AKA ‘replace any static method call with a lamda allowing you to test first’
I’m, like many others, a strong believer of TDD, DRY, Build Only Business and Do The Simplest Thing That Could Possibly Work. However sometimes they don’t seem to co-exist very nicely. Although I’m a pretty good at starting holy-crusades against developers in my team that don’t do Test First they always had this one thing I would give them right: there is no use in creating this kind of code:
This kind of code is needed for stubbing and mocking frameworks like RhinoMock, Moq, EasyMock.NET, … and allow you to isolate your subject under test. Very nice, but you cannot expect your co-developers to wrap every static method call or third party funky API. .NET is full of stuff like HttpContext.Current, Cache, DateTime, System.IO.XXX …
Wrapping these stuff goes directly against the DRY and DTSTTCPW principles and delivers no business value whatsoever to your customer.
Things got even worse as soon as Functional Programming started replacing my traditional strict OO way of thinking, passing around delegates and using the static methods available inside the framework eliminates most Unit Testing frameworks… Let’s see how hard it would be to unit-test this kind of code:
There are no wrappers here around the System.IO.Directory static method invocations here, the only way to fully test this code before writing it would force me to create some kind of ‘temporary’ ‘virtual’ file system and use those directories to test this method or write a full-blown scenario test.
Luckily for me, MS Research is working hard on some unit test tooling called Pex. Pex consist of several tools but the one I needed to write the test before I could write the code above is called “Moles”.
Moles allows you to replace any static method with a custom lambda substitute.

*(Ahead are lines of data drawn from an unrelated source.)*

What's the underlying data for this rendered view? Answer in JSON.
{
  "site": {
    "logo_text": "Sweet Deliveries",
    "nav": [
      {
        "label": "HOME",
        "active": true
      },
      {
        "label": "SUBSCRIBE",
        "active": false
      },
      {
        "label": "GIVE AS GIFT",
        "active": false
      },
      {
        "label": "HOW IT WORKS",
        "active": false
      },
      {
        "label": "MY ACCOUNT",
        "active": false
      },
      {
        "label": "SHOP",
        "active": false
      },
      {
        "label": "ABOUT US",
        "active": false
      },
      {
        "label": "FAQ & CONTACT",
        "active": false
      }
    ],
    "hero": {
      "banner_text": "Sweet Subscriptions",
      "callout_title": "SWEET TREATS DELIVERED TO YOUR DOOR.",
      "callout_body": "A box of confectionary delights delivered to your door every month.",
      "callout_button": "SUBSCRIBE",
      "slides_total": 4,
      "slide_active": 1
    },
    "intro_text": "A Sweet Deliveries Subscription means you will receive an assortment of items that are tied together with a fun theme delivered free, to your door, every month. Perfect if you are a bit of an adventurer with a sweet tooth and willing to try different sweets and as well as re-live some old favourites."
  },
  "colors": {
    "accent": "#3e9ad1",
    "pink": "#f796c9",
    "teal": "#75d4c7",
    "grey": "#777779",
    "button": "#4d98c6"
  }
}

To do that you first need to download Pex and install it, next you have to add a .moles file to your unit test project in which you describe the assemblies you want your moles to dig in:
I needed to replace some behavior of System.IO classes so I added the mscorlib in which they reside. Pex generates a wrapper assembly (smells like Interop) and exposes every class and method inside it after prefixing it with M, marking it as a mole.
Now it’s time to reveal the actual unit test:
Notice that the following method calls are replaced using lambda expressions:
- MDirectory.ExistsString => System.IO.Directory.Exists
- MDirectory.GetFilesString => System.IO.Directory.GetFiles
- MFile.DeleteString => System.IO.Directory.Delete
Also notice that the required HostTypeAttribute also plays nicely with NUnit, MBUnit, XUnit…
Let’s now hope that Pex can soon ship together with the VS Quality Tools stack!